Workplace Human Rights

Deadnaming

 

The Canadian Human Rights Tribunal recently considered a complaint brought by a transgender man who uses masculine pronouns. He had also been accustomed to using a name which was different from his biological name. The tribunal referenced this name given at birth as a “deadname”. 1

The facts of the complaint involved more than the refusal of the company to use his preferred pronouns and name, an allegation which was proven. The case also showed that the employer harassed the complainant by subjecting him to verbal ridicule, sexual comments and touching.

He was awarded $3,000 against one individual respondent and $12,000 against the employer for personal damages and a further $3,000 for special compensation as allowed under the federal code.

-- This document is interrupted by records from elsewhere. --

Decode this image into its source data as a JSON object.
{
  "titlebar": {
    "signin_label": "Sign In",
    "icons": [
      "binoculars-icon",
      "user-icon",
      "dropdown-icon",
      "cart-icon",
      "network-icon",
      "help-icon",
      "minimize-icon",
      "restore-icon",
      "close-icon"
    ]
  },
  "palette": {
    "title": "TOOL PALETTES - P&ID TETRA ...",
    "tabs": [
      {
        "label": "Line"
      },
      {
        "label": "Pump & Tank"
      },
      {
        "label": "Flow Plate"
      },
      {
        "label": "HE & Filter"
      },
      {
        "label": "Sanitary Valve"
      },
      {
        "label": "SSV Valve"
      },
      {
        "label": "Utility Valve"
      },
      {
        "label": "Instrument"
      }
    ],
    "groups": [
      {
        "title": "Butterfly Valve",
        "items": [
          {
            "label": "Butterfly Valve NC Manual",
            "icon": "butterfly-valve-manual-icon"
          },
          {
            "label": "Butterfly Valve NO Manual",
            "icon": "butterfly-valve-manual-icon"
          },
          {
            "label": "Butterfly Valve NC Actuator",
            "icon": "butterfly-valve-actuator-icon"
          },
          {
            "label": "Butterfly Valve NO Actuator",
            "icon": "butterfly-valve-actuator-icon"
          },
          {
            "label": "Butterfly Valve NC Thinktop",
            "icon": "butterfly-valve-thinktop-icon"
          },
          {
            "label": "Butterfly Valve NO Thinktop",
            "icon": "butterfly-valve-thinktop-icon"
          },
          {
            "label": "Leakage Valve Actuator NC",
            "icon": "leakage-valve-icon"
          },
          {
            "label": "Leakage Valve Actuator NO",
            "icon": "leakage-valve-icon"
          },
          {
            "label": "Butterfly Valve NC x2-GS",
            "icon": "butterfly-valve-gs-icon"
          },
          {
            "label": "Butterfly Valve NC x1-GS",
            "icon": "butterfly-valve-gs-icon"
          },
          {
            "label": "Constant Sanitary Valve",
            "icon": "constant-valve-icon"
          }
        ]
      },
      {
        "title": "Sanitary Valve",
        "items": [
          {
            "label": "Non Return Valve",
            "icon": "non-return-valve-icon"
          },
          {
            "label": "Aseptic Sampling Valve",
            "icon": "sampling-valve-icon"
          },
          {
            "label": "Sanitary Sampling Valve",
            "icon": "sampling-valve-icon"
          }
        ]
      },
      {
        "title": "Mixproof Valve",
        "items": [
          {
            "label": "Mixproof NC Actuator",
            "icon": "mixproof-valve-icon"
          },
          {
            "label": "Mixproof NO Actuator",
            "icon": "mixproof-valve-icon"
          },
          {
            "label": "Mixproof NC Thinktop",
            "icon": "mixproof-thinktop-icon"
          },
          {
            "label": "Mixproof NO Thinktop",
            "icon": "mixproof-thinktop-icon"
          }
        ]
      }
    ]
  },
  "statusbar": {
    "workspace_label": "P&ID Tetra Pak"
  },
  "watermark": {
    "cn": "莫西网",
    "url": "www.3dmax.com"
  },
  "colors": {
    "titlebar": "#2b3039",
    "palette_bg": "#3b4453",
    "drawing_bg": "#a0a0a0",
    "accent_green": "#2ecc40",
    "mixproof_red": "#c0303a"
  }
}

On the issue of the use of the requested name and pronouns, the Tribunal noted that, as in this case, transgender employees, are entitled to respect for this request. It is a fundamental obligation owed to each employee.

The Ontario tribunal considered a similar claim in its 2021 decision. 2 EN and the second complainant identified as non-binary trans persons, as did EN. Notwithstanding the request of each person to be referenced as they/them, the proprietor persistently misgendered each of them. He also referred to each person as “trannies” in conversations with third parties. They were each awarded $10,000. There was also a finding that the complaints were not properly investigated.

Neither the corporate or personal respondent defended the claim.